Google Circles, News.me, Facebook Credits, Foursquare Radar, Little Printer and More
As a global digital agency, one of our top priorities is keeping our collective finger on the pulse of consumer appetites and behavior in digital media. Below, our take on the top 10 digital trends for 2012 that will go mass.
1. Your inner circle
We seek to mirror our social personals in the digital world. But so far, digital has forced us to bring together not only our social selves, but also our professional and familial ones, and present a single persona to everyone we keep in contact with online. The average Facebook user has 130 friends, from BFFs to new acquaintances. Thanks to new filters on social networks, we can at last separate more easily and filter the people we know and decide with each post we share what portion of our friends will access it. Look for greater sophistication in filtering techniques on social networks over the next 12 months.
Examples: Google circles, Facebook Groups, Twitter Lists
2. Personalized news
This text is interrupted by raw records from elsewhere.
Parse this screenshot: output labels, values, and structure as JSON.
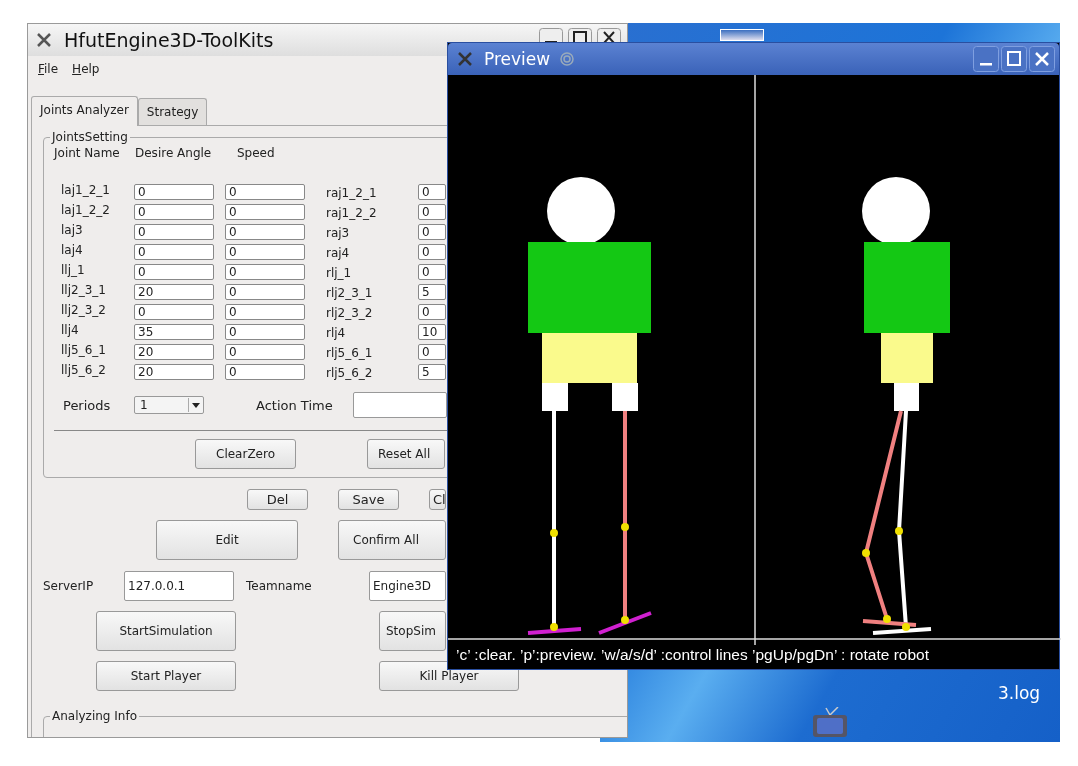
{
  "main_window": {
    "title": "HfutEngine3D-ToolKits",
    "menu": [
      "File",
      "Help"
    ],
    "tabs": [
      {
        "label": "Joints Analyzer",
        "selected": true
      },
      {
        "label": "Strategy",
        "selected": false
      }
    ],
    "joints_setting": {
      "title": "JointsSetting",
      "columns": [
        "Joint Name",
        "Desire Angle",
        "Speed"
      ],
      "rows": [
        {
          "name": "laj1_2_1",
          "angle": "0",
          "speed": "0",
          "right_name": "raj1_2_1",
          "right_value": "0"
        },
        {
          "name": "laj1_2_2",
          "angle": "0",
          "speed": "0",
          "right_name": "raj1_2_2",
          "right_value": "0"
        },
        {
          "name": "laj3",
          "angle": "0",
          "speed": "0",
          "right_name": "raj3",
          "right_value": "0"
        },
        {
          "name": "laj4",
          "angle": "0",
          "speed": "0",
          "right_name": "raj4",
          "right_value": "0"
        },
        {
          "name": "llj_1",
          "angle": "0",
          "speed": "0",
          "right_name": "rlj_1",
          "right_value": "0"
        },
        {
          "name": "llj2_3_1",
          "angle": "20",
          "speed": "0",
          "right_name": "rlj2_3_1",
          "right_value": "5"
        },
        {
          "name": "llj2_3_2",
          "angle": "0",
          "speed": "0",
          "right_name": "rlj2_3_2",
          "right_value": "0"
        },
        {
          "name": "llj4",
          "angle": "35",
          "speed": "0",
          "right_name": "rlj4",
          "right_value": "10"
        },
        {
          "name": "llj5_6_1",
          "angle": "20",
          "speed": "0",
          "right_name": "rlj5_6_1",
          "right_value": "0"
        },
        {
          "name": "llj5_6_2",
          "angle": "20",
          "speed": "0",
          "right_name": "rlj5_6_2",
          "right_value": "5"
        }
      ],
      "periods": {
        "label": "Periods",
        "value": "1"
      },
      "action_time": {
        "label": "Action Time"
      },
      "buttons": [
        "ClearZero",
        "Reset All"
      ]
    },
    "file_buttons": [
      "Del",
      "Save",
      "Cl"
    ],
    "big_buttons": [
      "Edit",
      "Confirm All"
    ],
    "server_ip": {
      "label": "ServerIP",
      "value": "127.0.0.1"
    },
    "teamname": {
      "label": "Teamname",
      "value": "Engine3D"
    },
    "sim_buttons": [
      "StartSimulation",
      "StopSim"
    ],
    "player_buttons": [
      "Start Player",
      "Kill Player"
    ],
    "analyzing_info": {
      "title": "Analyzing Info"
    }
  },
  "preview_window": {
    "title": "Preview",
    "help_text": "’c’ :clear. ’p’:preview. ’w/a/s/d’ :control lines ’pgUp/pgDn’ : rotate robot"
  },
  "desktop": {
    "icon_label": "3.log"
  }
}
We currently create more information in a year than we ever have historically. Understandably, overwhelmed by the plethora of information online, people need ways to navigate relevant information and choose what to read. Already, RSS feeds and social networks facilitate the process through integration with news sites that allow users to generate passive status updates by posting content to the wall. Now, applications that sort content based on digital friendship are emerging. The result: social reading is the new standard in online content consumption.
Examples: Percolate, News.me, Counterparties, Flipboard, Zite
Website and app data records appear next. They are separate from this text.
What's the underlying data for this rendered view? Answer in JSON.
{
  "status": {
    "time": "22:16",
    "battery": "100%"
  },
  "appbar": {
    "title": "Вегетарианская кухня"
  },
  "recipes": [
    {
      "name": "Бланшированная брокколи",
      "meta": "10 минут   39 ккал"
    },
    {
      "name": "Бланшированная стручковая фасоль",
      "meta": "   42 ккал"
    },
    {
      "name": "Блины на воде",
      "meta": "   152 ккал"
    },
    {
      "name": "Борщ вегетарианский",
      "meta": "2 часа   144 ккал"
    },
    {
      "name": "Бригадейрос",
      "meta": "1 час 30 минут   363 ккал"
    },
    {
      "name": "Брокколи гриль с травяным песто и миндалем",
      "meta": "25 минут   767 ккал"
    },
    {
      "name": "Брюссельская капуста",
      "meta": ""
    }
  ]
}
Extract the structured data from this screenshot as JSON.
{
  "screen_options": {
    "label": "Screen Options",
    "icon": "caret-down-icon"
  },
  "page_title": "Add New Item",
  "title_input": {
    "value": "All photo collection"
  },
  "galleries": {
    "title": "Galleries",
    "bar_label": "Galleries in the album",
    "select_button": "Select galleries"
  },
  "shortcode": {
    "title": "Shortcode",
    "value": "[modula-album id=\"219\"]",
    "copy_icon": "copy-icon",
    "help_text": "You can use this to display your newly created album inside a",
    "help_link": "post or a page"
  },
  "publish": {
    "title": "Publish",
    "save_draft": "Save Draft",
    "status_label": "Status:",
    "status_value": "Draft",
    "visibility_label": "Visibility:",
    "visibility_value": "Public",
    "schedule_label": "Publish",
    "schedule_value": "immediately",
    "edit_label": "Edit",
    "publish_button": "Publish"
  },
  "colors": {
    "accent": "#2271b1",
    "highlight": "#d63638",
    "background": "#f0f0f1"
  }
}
3. Rent, don’t own
Today we can get more entertainment for less. The average Netflix user spends over 11 hours per month watching movies. Digital has changed our sense of ownership and the behavior of renting is extending into categories beyond media and car rental where we realize that our use for certain products is limited and therefore do not warrant a purchase – think of infant clothes or art for home or office interiors.
Examples: Plumgear.com, Artsicle.com
4. Seamless transactions
We’re always demanding that our processes become more efficient, quicker and safer, especially when it comes to our bank account. We now carry at least one screen with us at all times. Forty percent of US consumers own a Smartphone, which has becomes so much more than a phone. Transactions are quickly becoming fully integrated with our screens in multiple ways, from paying with our phones to executing financial transactions. Expect to see additional shifts in how we conduct our banking and financial matters.
Examples: Bitcoins, Google Wallet, Monitise, Square Card, Facebook Credits
5. Home, body, web
Technology is fast reaching a tipping point where it is both sufficiently small and affordable (well,…almost) to allow us to monitor our bodies and adapt to our environment automatically. In San Francisco, over 1700 members of “Quantified Self,” a MeetUp group focused on personal measurement – whether through geotracking, life-logging or personal DNA sequencing. Our interest in leading healthier lifestyles, and automating the process through technology and sharing our results and experience, is increasing dramatically. NikePlus was only the beginning.
Examples: Nest.com, Jawbone Up
6. Ubiquitous accessibility
Moore’s Law predicts that data storage capabilities double every two years, so our demand for data and data accessibility is huge. With the cloud, physical storage space is becoming obsolete. We access data from multiple devices, whether at home or on the go. Not long ago we stored our digital files locally, but the development of the cloud allows us to store larger amounts online. This is a storage solution that will become more prevalent as companies allow cloud access and service offerings drop in price.
Examples: Bitcasa, DropBox, Google Docs, Instapaper, iCloud, SkyDrive
7. The reliable subscription
We are creatures of habit and we want availability of the products we love in our busy lifestyle. In the past decades we have become an increasingly time-starved society, limiting our availability to maintain our routines. Subscription services are making a comeback and allowing us the reliability of indulging in our favorite habits.
Examples: ManPacks, PlaneRed, Lollihop, Memberly
8. Short-term nostalgic obsessions
Nostalgia has always been integral to our culture, but being able to catalog everything we do, everywhere we go, whom we see and where we travel has created a new obsession with the recent past. We like to analyze our recent life through check-ins and status updates and to enhance our tactile experiences by bringing digital things to life. As we become more immersed in digital objects, our desire to revisit the not-so- recent past will increase.
Examples: Little printer, Instaprint, FoursquareAnd7YearsAgo
9. Location-based discovery
Seeing the same place through someone else’s perspective enriches it with new meaning. We want to discover and share the hidden gems around us. Interactive websites and mobile social apps are helping us make creative archives on locations. We catalogue these discoveries and geo-tag them to participate in an evolving public portrait of a place, creating a collective multimedia experience.
Examples: MyBlockNYC, Trover, Foursquare Radar, Google Maps, Tour Wrist
10. Control over data
Data has become an intricate part of our lives. We’re now able to quantify all our digital actions and more services catering to specialized activities have emerged, from tracking our web history to monitoring a car’s fuel consumption every inch of travel. We are becoming aware of the value of the data we share online, and may start making decisions differently – perhaps, charging for access to our data.
Examples: Ford Sync, LastFM, Goodreads, reading.am, Voy.url